MY version of the BABIP – which I developed long before I’d ever heard of the one used by sabemetricians – is based on ALL official ABs that are not Ks – including HRs. Taking HRs out of it actually PENALIZES hitters for really hitting the ball the best. What kind of sense does THAT make? It is contradictory of all common sense.

When I do my BABIP, it is the hard hitters who back up the OFers and IFers who tend to get good numbers. Average for MLB in mine is around .325-.330,varying a bit from year to year.

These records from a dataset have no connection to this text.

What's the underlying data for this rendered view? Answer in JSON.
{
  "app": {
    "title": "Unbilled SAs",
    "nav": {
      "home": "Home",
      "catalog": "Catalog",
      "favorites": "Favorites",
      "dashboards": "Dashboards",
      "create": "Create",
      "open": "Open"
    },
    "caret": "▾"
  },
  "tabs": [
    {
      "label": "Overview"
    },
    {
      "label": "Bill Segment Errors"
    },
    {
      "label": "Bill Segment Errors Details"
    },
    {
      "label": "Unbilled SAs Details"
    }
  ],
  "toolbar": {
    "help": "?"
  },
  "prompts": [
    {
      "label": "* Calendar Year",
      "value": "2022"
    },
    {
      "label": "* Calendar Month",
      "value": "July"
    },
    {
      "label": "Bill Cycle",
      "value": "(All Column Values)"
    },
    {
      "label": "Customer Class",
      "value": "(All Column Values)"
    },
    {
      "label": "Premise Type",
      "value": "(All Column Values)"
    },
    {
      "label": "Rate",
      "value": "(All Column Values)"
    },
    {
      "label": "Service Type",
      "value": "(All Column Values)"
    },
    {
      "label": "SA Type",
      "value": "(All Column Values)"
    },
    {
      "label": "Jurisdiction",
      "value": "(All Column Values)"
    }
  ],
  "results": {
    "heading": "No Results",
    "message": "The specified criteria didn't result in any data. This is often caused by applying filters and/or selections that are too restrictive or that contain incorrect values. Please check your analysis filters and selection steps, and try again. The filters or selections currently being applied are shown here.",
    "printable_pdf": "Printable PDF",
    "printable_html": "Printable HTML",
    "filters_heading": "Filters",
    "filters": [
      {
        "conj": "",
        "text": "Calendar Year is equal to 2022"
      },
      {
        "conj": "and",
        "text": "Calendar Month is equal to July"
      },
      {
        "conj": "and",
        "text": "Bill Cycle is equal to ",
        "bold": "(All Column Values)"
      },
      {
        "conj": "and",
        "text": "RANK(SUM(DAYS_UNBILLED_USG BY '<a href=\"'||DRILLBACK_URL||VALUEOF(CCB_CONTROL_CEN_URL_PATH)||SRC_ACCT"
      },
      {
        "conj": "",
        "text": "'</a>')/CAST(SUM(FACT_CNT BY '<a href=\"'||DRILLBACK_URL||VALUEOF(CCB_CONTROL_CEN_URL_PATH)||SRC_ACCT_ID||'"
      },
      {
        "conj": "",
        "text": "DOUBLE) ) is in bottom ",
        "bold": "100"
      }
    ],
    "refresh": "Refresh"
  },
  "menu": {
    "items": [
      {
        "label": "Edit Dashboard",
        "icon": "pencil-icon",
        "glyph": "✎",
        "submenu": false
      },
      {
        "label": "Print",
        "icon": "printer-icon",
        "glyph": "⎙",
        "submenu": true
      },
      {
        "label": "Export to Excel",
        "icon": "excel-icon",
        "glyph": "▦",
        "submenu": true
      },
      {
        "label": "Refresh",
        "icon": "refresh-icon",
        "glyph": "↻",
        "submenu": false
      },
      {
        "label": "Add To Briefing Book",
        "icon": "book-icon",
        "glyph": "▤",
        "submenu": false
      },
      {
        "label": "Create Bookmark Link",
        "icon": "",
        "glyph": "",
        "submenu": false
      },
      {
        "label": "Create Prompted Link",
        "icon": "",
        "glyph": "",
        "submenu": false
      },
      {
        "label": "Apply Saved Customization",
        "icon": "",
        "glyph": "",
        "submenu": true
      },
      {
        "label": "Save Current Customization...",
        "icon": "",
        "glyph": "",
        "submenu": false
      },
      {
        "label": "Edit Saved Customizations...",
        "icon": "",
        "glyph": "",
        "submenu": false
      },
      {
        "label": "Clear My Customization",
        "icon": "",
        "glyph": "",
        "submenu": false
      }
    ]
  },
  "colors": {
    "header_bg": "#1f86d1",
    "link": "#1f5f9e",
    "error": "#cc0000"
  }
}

Those who drive the ball tend to have above .330 numbers and weak hitters (low velocity off the bat) tend to get below .325. That is EXACTLY what I want to determine – WHO is giving the fielders sufficient time to catch the ball? It comes down to doubles/HR guys being the best – the guys with higher velocity off the bat. It’s not luck. SOME balls are hit to the covered part of the field – as statistics dictates. And those are outs. So what that it happens? The ball HAS to be hit to the uncovered part to have a chance. Barring errors, which amount to only about 1.5% of the time. It just happens that the covered part of the field for guys like Bogaerts is bigger than for Matt Carpenter or Mike Trout or Nelson Cruz.

Your LD% I assume is line drive %. We are saying the same thing, but it needs to be understood as a TIME thing. Line drives are in the air less long. Line drives come from using the sweet spot, meaning the pitcher didn’t win the battle. It’s a tug of war – pitchers wanting one thing and hitters wanting the opposite. LD% is about hitting the center of the ball with the sweet spot. Exactly so that line drives occur. But it digest down to TIME – fewer milliseconds. The same holds true for hard grounders as line drives. Like I said, the StatTracker should allow quantification of all of this – taking it out of the “qualitative” descriptions – “Line drives”, “bloopers”, “pop’ups”, “fly balls”, soft rounders”, “hard grounders”. It will become “>103 mph” or “<103 mph" or some such value. And launch angles of "12.8°" or "17.4°". "Time through the infield" should become an important metric. And "time in the air".

Steve Garcia
Steve Garcia

It’s all physics

Steve Garcia
Steve Garcia

And physics doesn’t deal with “qualitative”. It deals with “quantitative” – NUMBERS. it is NOT just playing with numbers ala sabermetrics. It is reality turned into data. And then the right approach for dealing with the data. Before StatTracker you had nothing but phrases and terms. Now there are real VALUES that will enable a MUCH better understanding of it all. The physicists might replace the geeky guys in their parents’ basement.

Steve Garcia
Steve Garcia

BTW, Jaime Garcia’s 0.080 Isolated Power number means that only one out of 12 hits is a even a double. Think about what he is doing to the hitters to make them all into banjo hitters. With 7 out of 16 total batters faced hitting ground balls that are being fielded, he is eating them UP. Add in his 24.7% K rate of total batters faced, and he is master of what is going out there. Only 13% – 1 in 8 – is getting any loft to the the OFers. And only 3 out of 16 get hits – a “bunch” of singles and hardly anything more. Nobody is doing JACK against him. If the bugger could just stay healthy!